[Data records for software interfaces]

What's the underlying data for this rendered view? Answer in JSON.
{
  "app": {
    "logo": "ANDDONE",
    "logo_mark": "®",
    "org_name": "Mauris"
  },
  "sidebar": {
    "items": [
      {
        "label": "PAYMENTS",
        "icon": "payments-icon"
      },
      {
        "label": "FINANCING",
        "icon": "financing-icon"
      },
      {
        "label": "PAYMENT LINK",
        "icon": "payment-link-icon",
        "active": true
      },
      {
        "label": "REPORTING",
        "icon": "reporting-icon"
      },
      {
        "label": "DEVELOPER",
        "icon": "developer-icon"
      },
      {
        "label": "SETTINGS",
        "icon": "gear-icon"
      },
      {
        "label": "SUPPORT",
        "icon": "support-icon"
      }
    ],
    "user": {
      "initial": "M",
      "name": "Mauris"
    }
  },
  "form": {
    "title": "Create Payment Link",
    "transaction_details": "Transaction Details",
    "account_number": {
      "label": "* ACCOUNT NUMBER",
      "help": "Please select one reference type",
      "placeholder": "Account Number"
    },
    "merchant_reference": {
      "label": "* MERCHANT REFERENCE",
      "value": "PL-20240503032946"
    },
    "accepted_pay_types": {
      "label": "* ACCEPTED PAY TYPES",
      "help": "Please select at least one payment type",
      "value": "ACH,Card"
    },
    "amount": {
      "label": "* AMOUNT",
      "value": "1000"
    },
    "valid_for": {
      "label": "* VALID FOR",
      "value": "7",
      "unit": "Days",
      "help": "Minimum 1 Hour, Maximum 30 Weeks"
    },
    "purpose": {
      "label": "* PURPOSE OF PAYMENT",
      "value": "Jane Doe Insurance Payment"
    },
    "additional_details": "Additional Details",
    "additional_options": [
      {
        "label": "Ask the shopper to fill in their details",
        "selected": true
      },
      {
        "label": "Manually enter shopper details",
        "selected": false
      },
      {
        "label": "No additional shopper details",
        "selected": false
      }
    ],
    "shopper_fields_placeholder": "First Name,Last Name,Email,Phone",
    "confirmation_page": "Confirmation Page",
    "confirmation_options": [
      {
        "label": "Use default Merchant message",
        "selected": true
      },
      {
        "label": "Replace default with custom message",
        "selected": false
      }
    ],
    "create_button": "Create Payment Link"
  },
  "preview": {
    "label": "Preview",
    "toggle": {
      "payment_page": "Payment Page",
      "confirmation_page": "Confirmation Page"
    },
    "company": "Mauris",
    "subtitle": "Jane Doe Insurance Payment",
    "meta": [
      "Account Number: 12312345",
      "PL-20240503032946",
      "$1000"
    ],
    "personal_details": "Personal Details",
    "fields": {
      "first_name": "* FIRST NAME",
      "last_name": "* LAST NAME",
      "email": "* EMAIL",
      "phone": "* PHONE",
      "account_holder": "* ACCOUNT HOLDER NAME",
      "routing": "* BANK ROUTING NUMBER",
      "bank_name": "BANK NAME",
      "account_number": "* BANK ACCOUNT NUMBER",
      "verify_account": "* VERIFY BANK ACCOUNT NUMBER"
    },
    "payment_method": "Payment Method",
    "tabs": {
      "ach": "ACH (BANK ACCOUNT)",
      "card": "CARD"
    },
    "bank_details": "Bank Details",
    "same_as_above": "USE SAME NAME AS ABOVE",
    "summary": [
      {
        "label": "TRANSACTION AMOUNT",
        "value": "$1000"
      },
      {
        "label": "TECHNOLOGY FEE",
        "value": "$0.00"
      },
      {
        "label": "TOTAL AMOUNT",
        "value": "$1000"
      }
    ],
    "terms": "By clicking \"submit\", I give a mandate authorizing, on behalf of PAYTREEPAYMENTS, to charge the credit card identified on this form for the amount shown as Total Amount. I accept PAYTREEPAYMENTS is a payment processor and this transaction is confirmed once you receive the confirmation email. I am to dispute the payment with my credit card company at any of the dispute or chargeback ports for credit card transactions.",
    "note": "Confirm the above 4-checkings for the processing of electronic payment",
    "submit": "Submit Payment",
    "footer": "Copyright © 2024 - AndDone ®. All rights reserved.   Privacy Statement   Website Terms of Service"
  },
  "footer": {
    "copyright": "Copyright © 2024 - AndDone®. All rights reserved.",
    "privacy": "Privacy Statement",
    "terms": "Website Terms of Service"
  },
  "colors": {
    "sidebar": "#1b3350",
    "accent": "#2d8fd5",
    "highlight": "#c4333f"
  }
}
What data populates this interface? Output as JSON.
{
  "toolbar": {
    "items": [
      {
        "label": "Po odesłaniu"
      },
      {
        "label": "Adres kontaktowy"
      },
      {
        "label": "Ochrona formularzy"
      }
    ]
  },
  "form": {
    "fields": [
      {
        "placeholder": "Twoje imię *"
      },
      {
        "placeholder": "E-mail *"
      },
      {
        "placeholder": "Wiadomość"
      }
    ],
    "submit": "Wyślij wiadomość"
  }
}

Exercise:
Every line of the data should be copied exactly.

Expected output:
What's the underlying data for this rendered view? Answer in JSON.
{
  "app": {
    "logo": "ANDDONE",
    "logo_mark": "®",
    "org_name": "Mauris"
  },
  "sidebar": {
    "items": [
      {
        "label": "PAYMENTS",
        "icon": "payments-icon"
      },
      {
        "label": "FINANCING",
        "icon": "financing-icon"
      },
      {
        "label": "PAYMENT LINK",
        "icon": "payment-link-icon",
        "active": true
      },
      {
        "label": "REPORTING",
        "icon": "reporting-icon"
      },
      {
        "label": "DEVELOPER",
        "icon": "developer-icon"
      },
      {
        "label": "SETTINGS",
        "icon": "gear-icon"
      },
      {
        "label": "SUPPORT",
        "icon": "support-icon"
      }
    ],
    "user": {
      "initial": "M",
      "name": "Mauris"
    }
  },
  "form": {
    "title": "Create Payment Link",
    "transaction_details": "Transaction Details",
    "account_number": {
      "label": "* ACCOUNT NUMBER",
      "help": "Please select one reference type",
      "placeholder": "Account Number"
    },
    "merchant_reference": {
      "label": "* MERCHANT REFERENCE",
      "value": "PL-20240503032946"
    },
    "accepted_pay_types": {
      "label": "* ACCEPTED PAY TYPES",
      "help": "Please select at least one payment type",
      "value": "ACH,Card"
    },
    "amount": {
      "label": "* AMOUNT",
      "value": "1000"
    },
    "valid_for": {
      "label": "* VALID FOR",
      "value": "7",
      "unit": "Days",
      "help": "Minimum 1 Hour, Maximum 30 Weeks"
    },
    "purpose": {
      "label": "* PURPOSE OF PAYMENT",
      "value": "Jane Doe Insurance Payment"
    },
    "additional_details": "Additional Details",
    "additional_options": [
      {
        "label": "Ask the shopper to fill in their details",
        "selected": true
      },
      {
        "label": "Manually enter shopper details",
        "selected": false
      },
      {
        "label": "No additional shopper details",
        "selected": false
      }
    ],
    "shopper_fields_placeholder": "First Name,Last Name,Email,Phone",
    "confirmation_page": "Confirmation Page",
    "confirmation_options": [
      {
        "label": "Use default Merchant message",
        "selected": true
      },
      {
        "label": "Replace default with custom message",
        "selected": false
      }
    ],
    "create_button": "Create Payment Link"
  },
  "preview": {
    "label": "Preview",
    "toggle": {
      "payment_page": "Payment Page",
      "confirmation_page": "Confirmation Page"
    },
    "company": "Mauris",
    "subtitle": "Jane Doe Insurance Payment",
    "meta": [
      "Account Number: 12312345",
      "PL-20240503032946",
      "$1000"
    ],
    "personal_details": "Personal Details",
    "fields": {
      "first_name": "* FIRST NAME",
      "last_name": "* LAST NAME",
      "email": "* EMAIL",
      "phone": "* PHONE",
      "account_holder": "* ACCOUNT HOLDER NAME",
      "routing": "* BANK ROUTING NUMBER",
      "bank_name": "BANK NAME",
      "account_number": "* BANK ACCOUNT NUMBER",
      "verify_account": "* VERIFY BANK ACCOUNT NUMBER"
    },
    "payment_method": "Payment Method",
    "tabs": {
      "ach": "ACH (BANK ACCOUNT)",
      "card": "CARD"
    },
    "bank_details": "Bank Details",
    "same_as_above": "USE SAME NAME AS ABOVE",
    "summary": [
      {
        "label": "TRANSACTION AMOUNT",
        "value": "$1000"
      },
      {
        "label": "TECHNOLOGY FEE",
        "value": "$0.00"
      },
      {
        "label": "TOTAL AMOUNT",
        "value": "$1000"
      }
    ],
    "terms": "By clicking \"submit\", I give a mandate authorizing, on behalf of PAYTREEPAYMENTS, to charge the credit card identified on this form for the amount shown as Total Amount. I accept PAYTREEPAYMENTS is a payment processor and this transaction is confirmed once you receive the confirmation email. I am to dispute the payment with my credit card company at any of the dispute or chargeback ports for credit card transactions.",
    "note": "Confirm the above 4-checkings for the processing of electronic payment",
    "submit": "Submit Payment",
    "footer": "Copyright © 2024 - AndDone ®. All rights reserved.   Privacy Statement   Website Terms of Service"
  },
  "footer": {
    "copyright": "Copyright © 2024 - AndDone®. All rights reserved.",
    "privacy": "Privacy Statement",
    "terms": "Website Terms of Service"
  },
  "colors": {
    "sidebar": "#1b3350",
    "accent": "#2d8fd5",
    "highlight": "#c4333f"
  }
}
What data populates this interface? Output as JSON.
{
  "toolbar": {
    "items": [
      {
        "label": "Po odesłaniu"
      },
      {
        "label": "Adres kontaktowy"
      },
      {
        "label": "Ochrona formularzy"
      }
    ]
  },
  "form": {
    "fields": [
      {
        "placeholder": "Twoje imię *"
      },
      {
        "placeholder": "E-mail *"
      },
      {
        "placeholder": "Wiadomość"
      }
    ],
    "submit": "Wyślij wiadomość"
  }
}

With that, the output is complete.